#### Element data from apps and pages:
*** Begin section ***

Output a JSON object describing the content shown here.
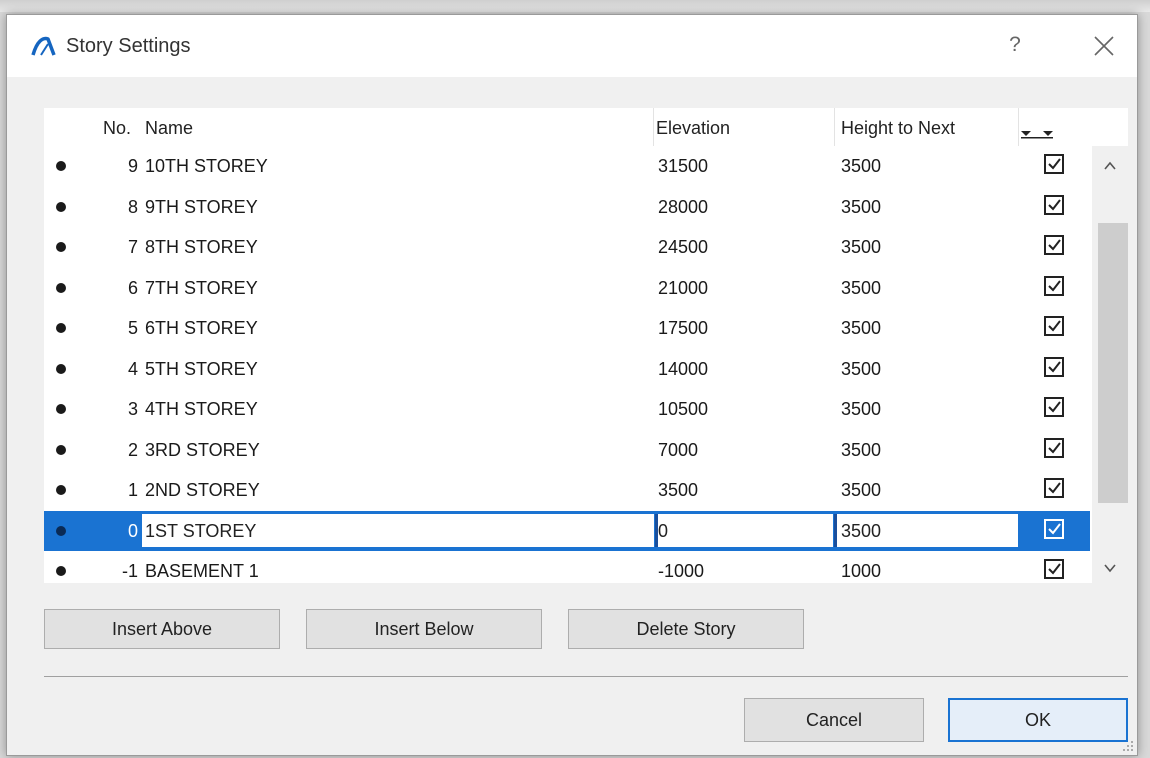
{
  "dialog": {
    "title": "Story Settings",
    "help_label": "?"
  },
  "table": {
    "columns": {
      "no": "No.",
      "name": "Name",
      "elevation": "Elevation",
      "height_to_next": "Height to Next"
    },
    "rows": [
      {
        "no": "9",
        "name": "10TH STOREY",
        "elevation": "31500",
        "height_to_next": "3500",
        "checked": true
      },
      {
        "no": "8",
        "name": "9TH STOREY",
        "elevation": "28000",
        "height_to_next": "3500",
        "checked": true
      },
      {
        "no": "7",
        "name": "8TH STOREY",
        "elevation": "24500",
        "height_to_next": "3500",
        "checked": true
      },
      {
        "no": "6",
        "name": "7TH STOREY",
        "elevation": "21000",
        "height_to_next": "3500",
        "checked": true
      },
      {
        "no": "5",
        "name": "6TH STOREY",
        "elevation": "17500",
        "height_to_next": "3500",
        "checked": true
      },
      {
        "no": "4",
        "name": "5TH STOREY",
        "elevation": "14000",
        "height_to_next": "3500",
        "checked": true
      },
      {
        "no": "3",
        "name": "4TH STOREY",
        "elevation": "10500",
        "height_to_next": "3500",
        "checked": true
      },
      {
        "no": "2",
        "name": "3RD STOREY",
        "elevation": "7000",
        "height_to_next": "3500",
        "checked": true
      },
      {
        "no": "1",
        "name": "2ND STOREY",
        "elevation": "3500",
        "height_to_next": "3500",
        "checked": true
      },
      {
        "no": "0",
        "name": "1ST STOREY",
        "elevation": "0",
        "height_to_next": "3500",
        "checked": true
      },
      {
        "no": "-1",
        "name": "BASEMENT 1",
        "elevation": "-1000",
        "height_to_next": "1000",
        "checked": true
      }
    ],
    "selected_row_index": 9
  },
  "actions": {
    "insert_above": "Insert Above",
    "insert_below": "Insert Below",
    "delete_story": "Delete Story",
    "cancel": "Cancel",
    "ok": "OK"
  },
  "icons": {
    "app": "archicad-icon",
    "close": "close-icon",
    "scroll_up": "chevron-up-icon",
    "scroll_down": "chevron-down-icon",
    "show_toggle": "double-triangle-icon",
    "resize": "resize-grip-icon"
  },
  "colors": {
    "selection": "#1a73d2",
    "dialog_bg": "#f0f0f0",
    "default_button_border": "#1a73d2"
  }
}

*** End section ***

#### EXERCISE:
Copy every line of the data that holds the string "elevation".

#### ANSWER TO THE PROBLEM:
      "elevation": "Elevation",
        "elevation": "31500",
        "elevation": "28000",
        "elevation": "24500",
        "elevation": "21000",
        "elevation": "17500",
        "elevation": "14000",
        "elevation": "10500",
        "elevation": "7000",
        "elevation": "3500",
        "elevation": "0",
        "elevation": "-1000",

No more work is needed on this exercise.